◆ **Problem description**
Read through the lines below for the string "kind" and copy each one that has it.

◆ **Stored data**
Content starts

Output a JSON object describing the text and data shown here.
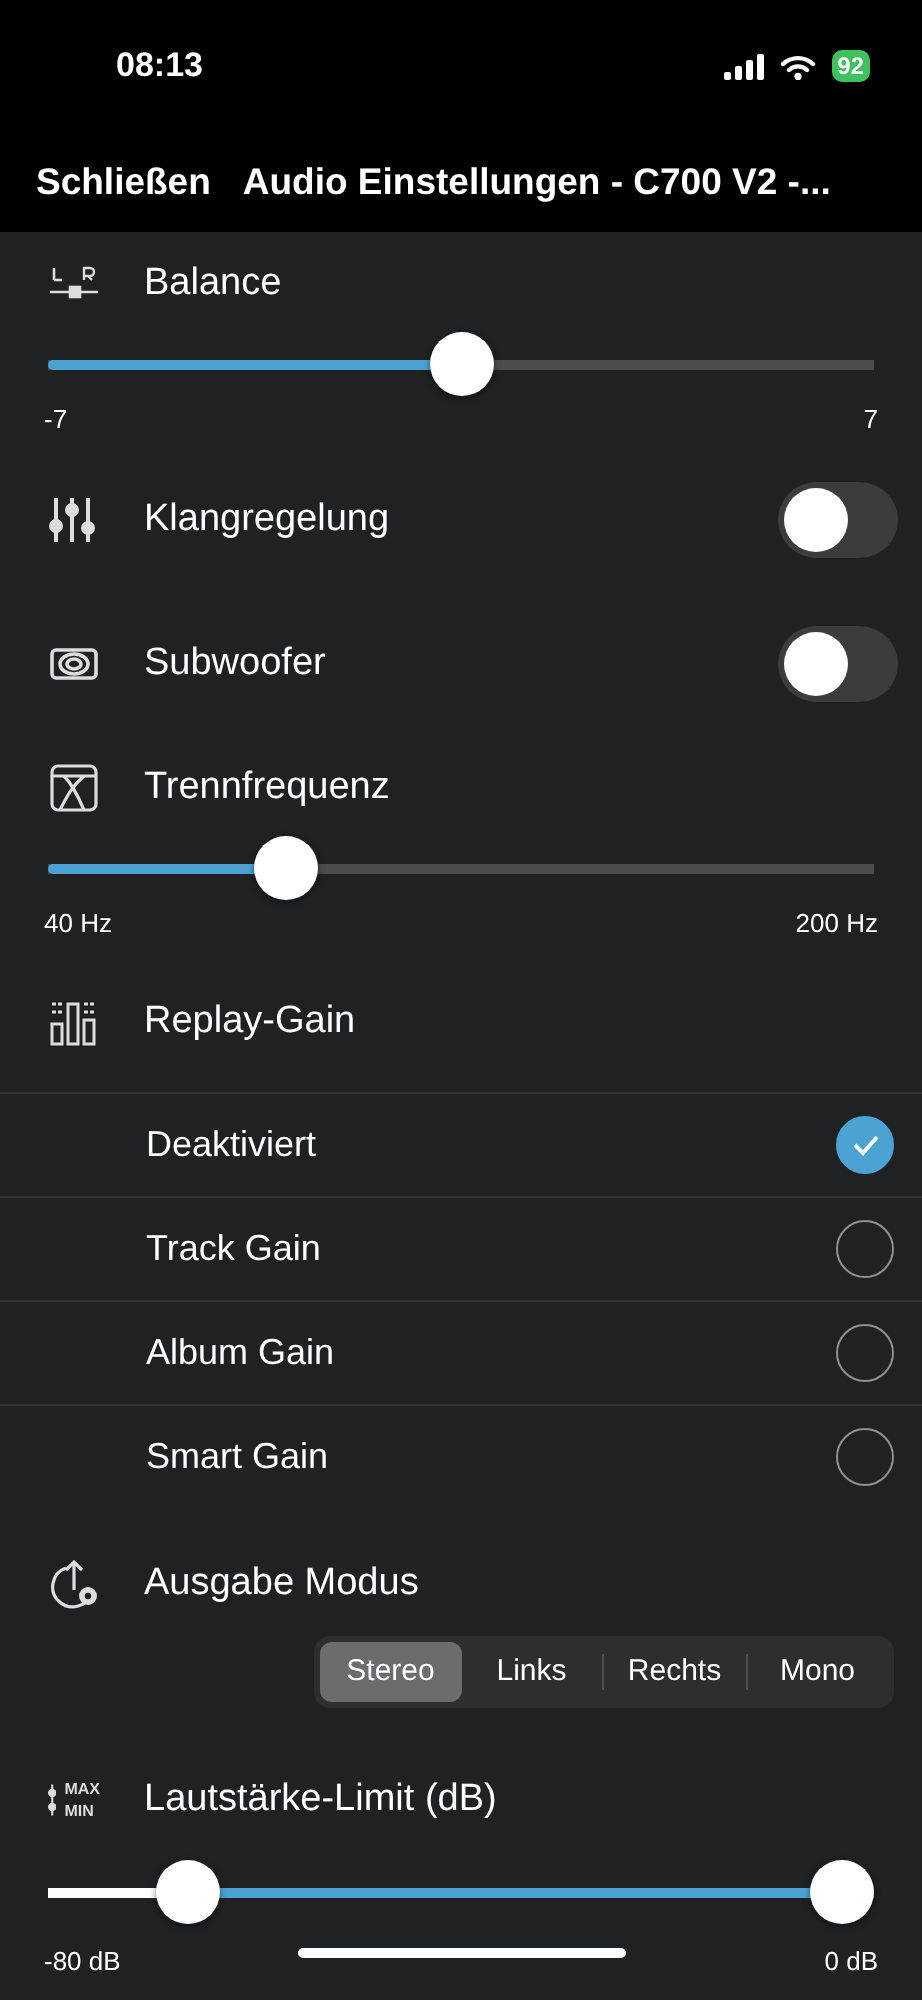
{
  "status_bar": {
    "time": "08:13",
    "battery": "92"
  },
  "nav": {
    "close": "Schließen",
    "title": "Audio Einstellungen - C700 V2 -..."
  },
  "settings": [
    {
      "kind": "slider",
      "label": "Balance",
      "level": 0.5,
      "min": "-7",
      "max": "7"
    },
    {
      "kind": "toggle",
      "label": "Klangregelung",
      "on": false
    },
    {
      "kind": "toggle",
      "label": "Subwoofer",
      "on": false
    },
    {
      "kind": "slider",
      "label": "Trennfrequenz",
      "level": 0.27,
      "min": "40 Hz",
      "max": "200 Hz"
    },
    {
      "kind": "choice",
      "label": "Replay-Gain",
      "options": [
        {
          "label": "Deaktiviert",
          "selected": true
        },
        {
          "label": "Track Gain",
          "selected": false
        },
        {
          "label": "Album Gain",
          "selected": false
        },
        {
          "label": "Smart Gain",
          "selected": false
        }
      ]
    },
    {
      "kind": "segments",
      "label": "Ausgabe Modus",
      "segments": [
        {
          "label": "Stereo",
          "selected": true
        },
        {
          "label": "Links",
          "selected": false
        },
        {
          "label": "Rechts",
          "selected": false
        },
        {
          "label": "Mono",
          "selected": false
        }
      ]
    },
    {
      "kind": "range",
      "label": "Lautstärke-Limit (dB)",
      "icon_text": [
        "MAX",
        "MIN"
      ],
      "min": "-80 dB",
      "max": "0 dB"
    }
  ]
}
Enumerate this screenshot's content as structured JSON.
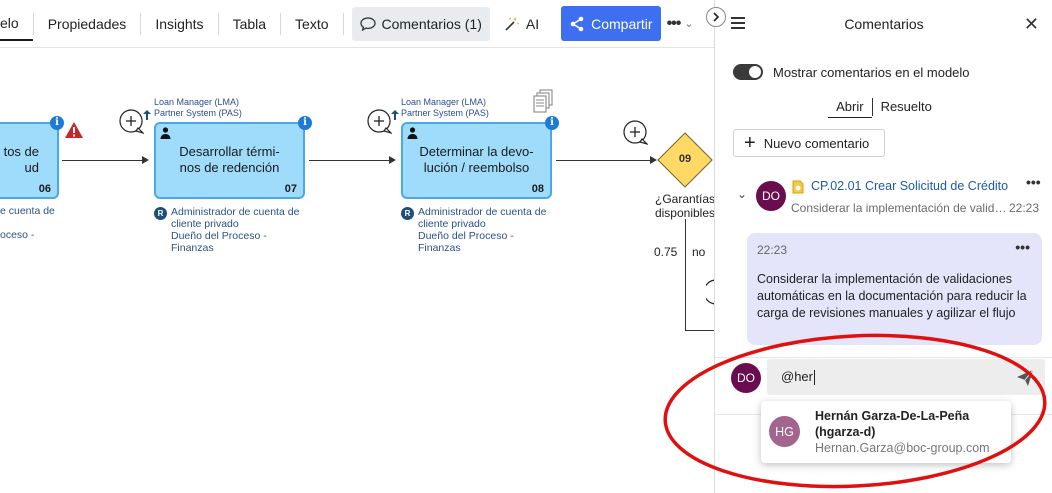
{
  "toolbar": {
    "tabs": [
      {
        "label": "elo"
      },
      {
        "label": "Propiedades"
      },
      {
        "label": "Insights"
      },
      {
        "label": "Tabla"
      },
      {
        "label": "Texto"
      }
    ],
    "comments_tab": "Comentarios (1)",
    "ai_tab": "AI",
    "share_button": "Compartir",
    "more": "•••"
  },
  "canvas": {
    "tasks": [
      {
        "name": "tos de\nud",
        "number": "06"
      },
      {
        "name": "Desarrollar térmi-\nnos de redención",
        "number": "07",
        "systems": "Loan Manager (LMA)\nPartner System (PAS)",
        "role": "Administrador de cuenta de\ncliente privado",
        "owner": "Dueño del Proceso -\nFinanzas"
      },
      {
        "name": "Determinar la devo-\nlución / reembolso",
        "number": "08",
        "systems": "Loan Manager (LMA)\nPartner System (PAS)",
        "role": "Administrador de cuenta de\ncliente privado",
        "owner": "Dueño del Proceso -\nFinanzas"
      }
    ],
    "partial_role": "e cuenta de",
    "partial_owner": "oceso -",
    "gateway": {
      "number": "09",
      "label": "¿Garantías\ndisponibles"
    },
    "edge_probability": "0.75",
    "edge_label": "no"
  },
  "panel": {
    "title": "Comentarios",
    "toggle_label": "Mostrar comentarios en el modelo",
    "segment": {
      "open": "Abrir",
      "resolved": "Resuelto"
    },
    "new_comment": "Nuevo comentario",
    "thread": {
      "avatar": "DO",
      "title": "CP.02.01 Crear Solicitud de Crédito",
      "preview": "Considerar la implementación de validaciones automáticas",
      "time": "22:23"
    },
    "message": {
      "time": "22:23",
      "text": "Considerar la implementación de validaciones automáticas en la documentación para reducir la carga de revisiones manuales y agilizar el flujo"
    },
    "compose": {
      "avatar": "DO",
      "value": "@her"
    },
    "mention_suggestion": {
      "initials": "HG",
      "name": "Hernán Garza-De-La-Peña",
      "handle": "(hgarza-d)",
      "email": "Hernan.Garza@boc-group.com"
    }
  },
  "colors": {
    "task_fill": "#9fdcfb",
    "task_border": "#4aa8e8",
    "gateway_fill": "#ffd966",
    "share_blue": "#3d6ff0",
    "avatar_do": "#6a0d4f",
    "avatar_hg": "#a3648e",
    "message_bg": "#e4e5fa",
    "annotation_red": "#e01010"
  }
}
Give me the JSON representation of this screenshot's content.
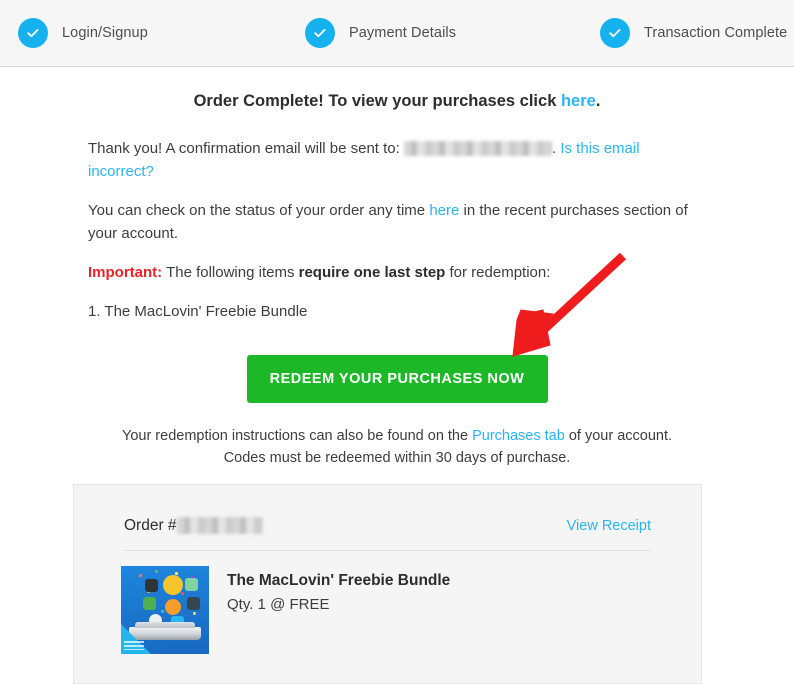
{
  "steps": {
    "items": [
      {
        "label": "Login/Signup",
        "icon": "check-icon",
        "complete": true
      },
      {
        "label": "Payment Details",
        "icon": "check-icon",
        "complete": true
      },
      {
        "label": "Transaction Complete",
        "icon": "check-icon",
        "complete": true
      }
    ],
    "circle_color": "#16b2f0"
  },
  "main": {
    "headline_before": "Order Complete! To view your purchases click ",
    "headline_link": "here",
    "headline_after": ".",
    "thankyou_before": "Thank you! A confirmation email will be sent to: ",
    "thankyou_email": "[redacted]",
    "thankyou_after": ". ",
    "thankyou_link": "Is this email incorrect?",
    "status_before": "You can check on the status of your order any time ",
    "status_link": "here",
    "status_after": " in the recent purchases section of your account.",
    "important_label": "Important:",
    "important_before": " The following items ",
    "important_strong": "require one last step",
    "important_after": " for redemption:",
    "item_list": [
      "1. The MacLovin' Freebie Bundle"
    ],
    "redeem_button": "REDEEM YOUR PURCHASES NOW",
    "subnote_before": "Your redemption instructions can also be found on the ",
    "subnote_link": "Purchases tab",
    "subnote_after": " of your account.",
    "subnote_line2": "Codes must be redeemed within 30 days of purchase."
  },
  "receipt": {
    "order_label": "Order #",
    "order_number": "[redacted]",
    "view_receipt": "View Receipt",
    "item": {
      "title": "The MacLovin' Freebie Bundle",
      "qty": "Qty. 1 @ FREE",
      "thumbnail": "maclovin-bundle-thumbnail"
    }
  },
  "annotation": {
    "arrow": "red-arrow-pointing-to-redeem-button",
    "color": "#ee1c1c"
  },
  "colors": {
    "accent_blue": "#29b5f2",
    "step_blue": "#16b2f0",
    "button_green": "#1cb828",
    "important_red": "#e8232a",
    "arrow_red": "#ee1c1c",
    "header_bg": "#f7f7f7",
    "panel_bg": "#f5f5f5"
  }
}
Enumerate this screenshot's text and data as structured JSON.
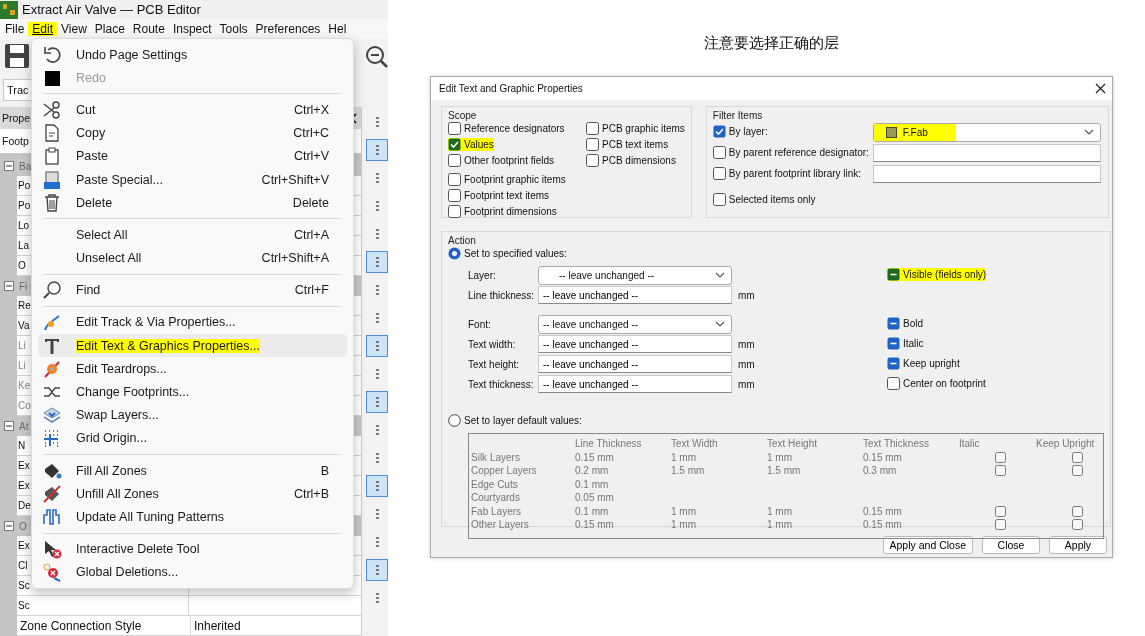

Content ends

◆ **Answer box**
      "kind": "slider",
      "kind": "toggle",
      "kind": "toggle",
      "kind": "slider",
      "kind": "choice",
      "kind": "segments",
      "kind": "range",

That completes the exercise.